What has happened to all the pieces my father and I have collected over the years? In recent years, I’ve donated the bulk of my collected papers, badges, pins, cufflinks, and assorted artifacts to the Ronald Reagan and Lyndon Baines Johnson Presidential Libraries, the CIA Museum, the Diplomatic Security Service Museum, and the Robert F. Kennedy Human Rights Organization.
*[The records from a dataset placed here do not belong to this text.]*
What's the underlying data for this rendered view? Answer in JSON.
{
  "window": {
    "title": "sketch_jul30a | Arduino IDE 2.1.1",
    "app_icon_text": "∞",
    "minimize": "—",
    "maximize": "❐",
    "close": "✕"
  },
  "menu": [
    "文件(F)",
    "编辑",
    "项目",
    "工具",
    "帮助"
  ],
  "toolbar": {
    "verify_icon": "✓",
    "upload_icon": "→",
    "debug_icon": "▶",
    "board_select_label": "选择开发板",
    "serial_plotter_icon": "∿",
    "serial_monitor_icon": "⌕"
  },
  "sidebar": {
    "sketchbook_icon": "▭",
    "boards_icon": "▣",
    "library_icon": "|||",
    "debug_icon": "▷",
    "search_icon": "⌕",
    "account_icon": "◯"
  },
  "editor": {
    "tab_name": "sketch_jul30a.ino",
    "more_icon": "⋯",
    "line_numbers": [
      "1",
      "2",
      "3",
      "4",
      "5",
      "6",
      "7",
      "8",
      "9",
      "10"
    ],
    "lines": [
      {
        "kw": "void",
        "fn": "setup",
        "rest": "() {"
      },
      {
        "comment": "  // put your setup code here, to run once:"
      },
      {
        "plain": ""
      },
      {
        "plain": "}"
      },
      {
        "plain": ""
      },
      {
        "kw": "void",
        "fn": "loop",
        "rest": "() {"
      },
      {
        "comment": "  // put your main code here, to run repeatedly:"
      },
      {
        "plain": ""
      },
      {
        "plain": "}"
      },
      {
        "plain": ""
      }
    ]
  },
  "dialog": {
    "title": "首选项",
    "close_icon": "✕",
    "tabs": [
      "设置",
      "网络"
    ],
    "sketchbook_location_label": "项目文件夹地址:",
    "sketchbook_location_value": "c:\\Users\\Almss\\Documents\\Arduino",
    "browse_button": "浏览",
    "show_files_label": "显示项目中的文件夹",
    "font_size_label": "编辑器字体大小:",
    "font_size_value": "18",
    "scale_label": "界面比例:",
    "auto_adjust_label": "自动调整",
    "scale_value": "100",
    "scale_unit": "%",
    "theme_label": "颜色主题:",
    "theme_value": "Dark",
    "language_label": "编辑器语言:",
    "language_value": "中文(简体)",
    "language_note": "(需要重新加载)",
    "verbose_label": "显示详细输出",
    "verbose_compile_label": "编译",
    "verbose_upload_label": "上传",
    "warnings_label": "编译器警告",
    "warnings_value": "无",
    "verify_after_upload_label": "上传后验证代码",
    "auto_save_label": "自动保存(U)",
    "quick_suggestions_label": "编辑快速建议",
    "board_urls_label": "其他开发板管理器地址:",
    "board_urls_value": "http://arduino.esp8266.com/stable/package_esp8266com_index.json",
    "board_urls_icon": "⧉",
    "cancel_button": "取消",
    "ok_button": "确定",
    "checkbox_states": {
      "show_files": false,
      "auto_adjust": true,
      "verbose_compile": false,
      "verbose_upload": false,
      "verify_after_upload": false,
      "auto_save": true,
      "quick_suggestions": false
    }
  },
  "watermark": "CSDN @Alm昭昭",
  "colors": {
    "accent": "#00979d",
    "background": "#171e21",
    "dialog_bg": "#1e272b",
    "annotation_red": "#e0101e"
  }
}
Presidential libraries are the keepers of history, and their librarians are the truth tellers. They care about history, especially the details that happened during difficult times, and are uniquely dedicated to preserving the stories of their organizations and mission. The archivists at every presidential library I’ve ever reached out to, usually to chase down an obscure fact for my books, have been gracious and helpful. If you are a student of history like me, I would encourage you to find and enjoy more of these collections to understand the life and times surrounding these pieces. Understanding history is critical to understanding the present.
My career as a counterterrorism agent and subsequent life as an author has opened many doors that I could never have expected growing up pumping gas and running rescue calls, from films to special speaking engagements at places like the George H.W. Bush Presidential Library, the campus of Texas A&M University, and the Clinton School of Public Service, in Little Rock, Arkansas. In between, my books have been featured inside thrillers written by Brad Thor, Jack Carr, and Don Bentley, to name a few. In one upcoming scene, I’m even helping Jack Ryan, Jr.. Surreal, for sure, since it was Tom Clancy who frequently kept me awake on many Pan Am and TWA flights around the globe to various terrorism investigations.
But for me, it all began in two places in Bethesda: the gas station and rescue squad. I hope future researchers and students of history find some of the artifacts of that journey to be of value today and in the future. At a minimum, those pieces will be in good hands forever. My dad would have expected no less.
Take a look at more thinking from The Ontic Center for Connected Intelligence.